Polish Paper Chandeliers
Good morning friends! Today I have a few artists to share with you, another fabulous photographer and a shop tour of a favorite blogger of mine who happens to be a seriously talented interior designer with a gorgeous shop in addition to her blog — so stay tuned for that. First up is a little something I’ve been spotting around the web and they’re referred to as Polish paper chandeliers, mobiles, and Pajaki. Have you also noticed these beauties?
The first time that I heard of them in the online craft community was when Laura Normandin of WREN handmade talked about them on her blog. Above is the photo that she took of one purchased at a Polish Art Center in Michigan made out of tissue paper. In Polish they seem to be called Pajaki which translated to English means something like spiders of straw and so I’m guessing it has to do with its web-like patterning. Pajaki are typically made out of crepe paper and wool. You can learn more about them below. Want to see a few more?
Inspired by her find, Laura tapped into her creativity and talent and made her very own paper chandelier since her husband’s family is Polish and she wanted to present one as a present to his aunt. Here is Laura’s translation of what she found above. Isn’t it magical to view such examples of how a creative mind translates what they see into a new creation unique to them? Let’s view another example of this by a second Brooklyn-based designer.
Inspired by Laura’s modern translation of the Pajaki, Lena Corwin created some for a recent show that she curated. Again, another spin to the Polish paper chandelier that looks and feels uniquely Lena. But wait, I have another to share from one last artist who I found out also makes them.
This one was made by The Small Object. I’m not sure if she was inspired by the artists above, or if it was simply coincidence, but no matter… hers is stunning and very detailed, too. I especially love how she placed tiny white paper flowers at the end of each strand.
The Polish Art Center website has this to say about these beautiful works of art, “Located 90 kilometers from Warsaw the town of Lowicz and surrounding villages comprise the center of what many consider to be Poland’s most colorful folk region. A typical village house from this area was full of colored flower paintings, fancy paper cut-outs and mobiles made of straw and colored paper. The mobiles or pajaki are delicate creations hand made by the women and girls of the villages as decorations for their homes. The finest examples of this folk art from the 19th and 20th centuries can be found in the local museum located in the town square. As Poland continues on the path to modernize the country the number of folk artists grows smaller. Our selection represents the finest examples of the older generation still practicing their craft.” Here are a few that they sell online below in case you’d like to see more of the traditional styles. Looking up from below, you can clearly see the web-like design which better explains their name.
Aren’t you feeling a bit inspired now to make one for yourself? Though the traditional ones are stunning (shown above), I feel more drawn to those made by the talented ladies I’ve featured here because they are a bit more modern and less ornate. What do you think? They would be beautiful for a party at home, or in a kids room or even as a window display in a shop? So festive and fun!

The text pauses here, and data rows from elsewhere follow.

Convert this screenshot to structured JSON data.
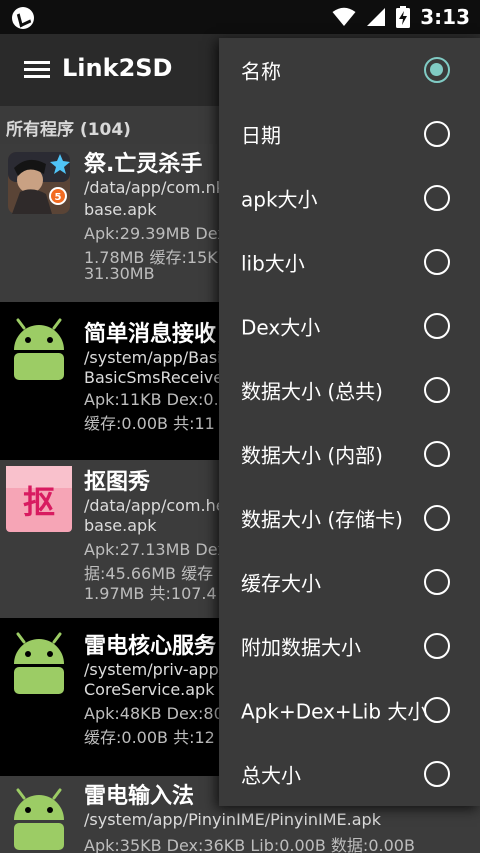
{
  "status_bar": {
    "time": "3:13"
  },
  "app_bar": {
    "title": "Link2SD"
  },
  "section": {
    "title": "所有程序 (104)"
  },
  "apps": [
    {
      "name": "祭.亡灵杀手",
      "lines": [
        "/data/app/com.nk",
        "base.apk",
        "Apk:29.39MB  Dex",
        "1.78MB  缓存:15K",
        "31.30MB"
      ]
    },
    {
      "name": "简单消息接收",
      "lines": [
        "/system/app/Basi",
        "BasicSmsReceive",
        "Apk:11KB  Dex:0.0",
        "缓存:0.00B  共:11"
      ]
    },
    {
      "name": "抠图秀",
      "lines": [
        "/data/app/com.he",
        "base.apk",
        "Apk:27.13MB  Dex",
        "据:45.66MB  缓存",
        "1.97MB  共:107.4"
      ]
    },
    {
      "name": "雷电核心服务",
      "lines": [
        "/system/priv-app/",
        "CoreService.apk",
        "Apk:48KB  Dex:80",
        "缓存:0.00B  共:12"
      ]
    },
    {
      "name": "雷电输入法",
      "lines": [
        "/system/app/PinyinIME/PinyinIME.apk",
        "Apk:35KB  Dex:36KB  Lib:0.00B  数据:0.00B"
      ]
    }
  ],
  "sort_menu": {
    "selected_index": 0,
    "items": [
      "名称",
      "日期",
      "apk大小",
      "lib大小",
      "Dex大小",
      "数据大小 (总共)",
      "数据大小 (内部)",
      "数据大小 (存储卡)",
      "缓存大小",
      "附加数据大小",
      "Apk+Dex+Lib 大小",
      "总大小"
    ]
  },
  "colors": {
    "accent": "#80cbc4",
    "popup_bg": "#3a3a3a",
    "appbar_bg": "#2a2a2a"
  }
}
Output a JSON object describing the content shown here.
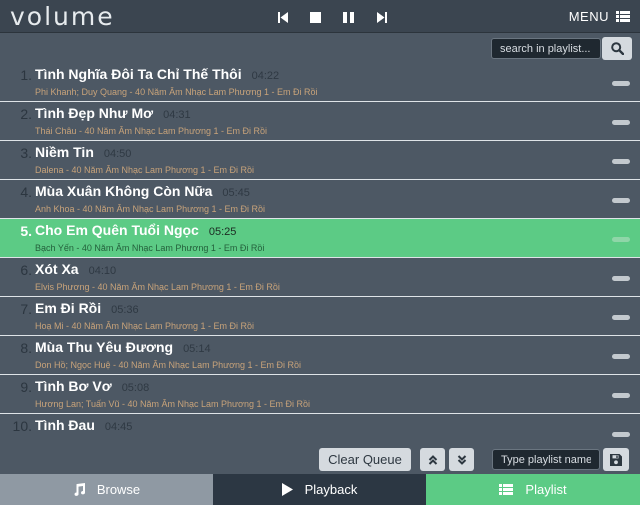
{
  "app": {
    "logo": "volume"
  },
  "transport": [
    "prev-icon",
    "stop-icon",
    "pause-icon",
    "next-icon"
  ],
  "menu": {
    "label": "MENU",
    "icon": "list-icon"
  },
  "search": {
    "placeholder": "search in playlist...",
    "icon": "search-icon"
  },
  "tracks": [
    {
      "num": "1.",
      "title": "Tình Nghĩa Đôi Ta Chỉ Thế Thôi",
      "duration": "04:22",
      "meta": "Phi Khanh; Duy Quang - 40 Năm Âm Nhạc Lam Phương 1 - Em Đi Rồi",
      "active": false
    },
    {
      "num": "2.",
      "title": "Tình Đẹp Như Mơ",
      "duration": "04:31",
      "meta": "Thái Châu - 40 Năm Âm Nhạc Lam Phương 1 - Em Đi Rồi",
      "active": false
    },
    {
      "num": "3.",
      "title": "Niềm Tin",
      "duration": "04:50",
      "meta": "Dalena - 40 Năm Âm Nhạc Lam Phương 1 - Em Đi Rồi",
      "active": false
    },
    {
      "num": "4.",
      "title": "Mùa Xuân Không Còn Nữa",
      "duration": "05:45",
      "meta": "Anh Khoa - 40 Năm Âm Nhạc Lam Phương 1 - Em Đi Rồi",
      "active": false
    },
    {
      "num": "5.",
      "title": "Cho Em Quên Tuổi Ngọc",
      "duration": "05:25",
      "meta": "Bạch Yến - 40 Năm Âm Nhạc Lam Phương 1 - Em Đi Rồi",
      "active": true
    },
    {
      "num": "6.",
      "title": "Xót Xa",
      "duration": "04:10",
      "meta": "Elvis Phương - 40 Năm Âm Nhạc Lam Phương 1 - Em Đi Rồi",
      "active": false
    },
    {
      "num": "7.",
      "title": "Em Đi Rồi",
      "duration": "05:36",
      "meta": "Hoạ Mi - 40 Năm Âm Nhạc Lam Phương 1 - Em Đi Rồi",
      "active": false
    },
    {
      "num": "8.",
      "title": "Mùa Thu Yêu Đương",
      "duration": "05:14",
      "meta": "Don Hồ; Ngọc Huệ - 40 Năm Âm Nhạc Lam Phương 1 - Em Đi Rồi",
      "active": false
    },
    {
      "num": "9.",
      "title": "Tình Bơ Vơ",
      "duration": "05:08",
      "meta": "Hương Lan; Tuấn Vũ - 40 Năm Âm Nhạc Lam Phương 1 - Em Đi Rồi",
      "active": false
    },
    {
      "num": "10.",
      "title": "Tình Đau",
      "duration": "04:45",
      "meta": "",
      "active": false
    }
  ],
  "controls": {
    "clear_label": "Clear Queue",
    "up_icon": "chevron-double-up-icon",
    "down_icon": "chevron-double-down-icon",
    "playlist_name_placeholder": "Type playlist name",
    "save_icon": "save-icon"
  },
  "footer": {
    "browse": {
      "label": "Browse",
      "icon": "music-note-icon"
    },
    "playback": {
      "label": "Playback",
      "icon": "play-icon"
    },
    "playlist": {
      "label": "Playlist",
      "icon": "list-icon"
    }
  },
  "colors": {
    "background": "#4d5864",
    "topbar": "#3b4550",
    "active_track": "#5ccb85",
    "tab_browse": "#8f99a3",
    "tab_playback": "#2c3743",
    "tab_playlist": "#5ccb85"
  }
}
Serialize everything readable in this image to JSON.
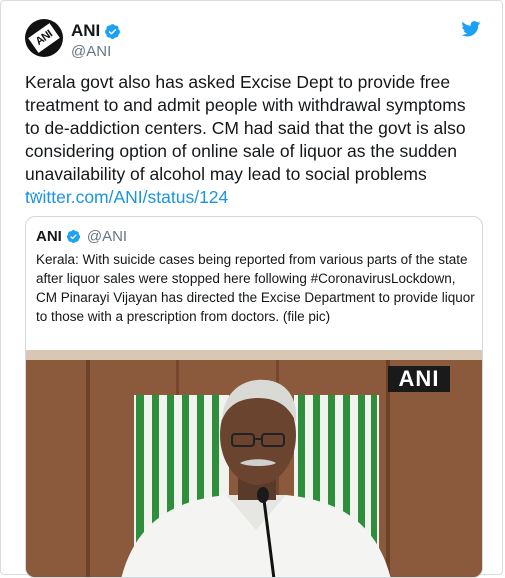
{
  "tweet": {
    "name": "ANI",
    "handle": "@ANI",
    "avatar_text": "ANI",
    "text": "Kerala govt also has asked Excise Dept to provide free treatment to and admit people with withdrawal symptoms to de-addiction centers. CM had said that the govt is also considering option of online sale of liquor as the sudden unavailability of alcohol may lead to social problems ",
    "link_text": "twitter.com/ANI/status/124",
    "ellipsis": "…"
  },
  "quoted_tweet": {
    "name": "ANI",
    "handle": "@ANI",
    "text": "Kerala: With suicide cases being reported from various parts of the state after liquor sales were stopped here following #CoronavirusLockdown, CM Pinarayi Vijayan has directed the Excise Department to provide liquor to those with a prescription from doctors. (file pic)",
    "image_watermark": "ANI"
  },
  "colors": {
    "link": "#1b95e0",
    "verified": "#1da1f2",
    "handle": "#657786",
    "twitter_bird": "#1da1f2"
  },
  "icons": [
    "verified-badge-icon",
    "twitter-bird-icon"
  ]
}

If you like folk art, you may also want to research the Polish paper cutout art called Wycinanki primary found in two parts of the country: Lowicz and Kurpie. It’s very intricate and beautiful and much like the intricate German paper cutting design called Scherenschnitte, which I’m learning about currently as I’m fascinated by lots of the Swiss and German art of paper cutting. My aunt, before losing her to illness, was a fine artist and a Waldoff school teacher who also taught at an art school in Denmark. Having lived in Russia, South America, the U.S., Austria and Spain, she not only learned Russian and Spanish fluently, but studied art and design in these countries applying lots of traditional techniques to her work. As a child, she sent me many of her creations as gifts – and they fascinated me because I lived in South Carolina with very little exposure to the outside world in my small coastal community. The boxes that would arrive with her beautiful works inside along with pretty stamps on the packages from foreign destinations, set in me at an early age this desire to see the world and learn more about art and design. I’m saying this because if you are a mother, or an aunt, or anyone who has the chance to influence a child — I strongly encourage you to share things with them things that aren’t necessarily mainstream craft — share what they’re not exposed to on a daily basis because I believe this inspired curiosity in me and helped to develop my own creative mind further and it has made my life so rich. With my mother crafting, decorating, hanging her oil paintings all over the house, and making all of my clothing as a child I was also inspired to explore arts and crafts from a very early age by her as well.
While I’m not sure if learning about art and design and exploring the traditional works of other cultures makes you a better or even happier person, I do believe that it helps to connect us with others and can cause a greater respect and appreciation for their heritage and even their world views through their crafts (as a good part of traditional hand work stems from cultural beliefs, religious and other). This can also create sense of harmony between cultures. There is so much prejudice out there but barriers can be broken through education and understanding. Often prejudices aren’t based on anything real — just a passed down perception from peers and even family members — and if altered somehow and one is taught more about a specific culture then prejudices can be broken. So, I guess in the end, learning about art and design does make us a little happier because when there is harmony and peace, there is joy.
(images: linked to their sources above)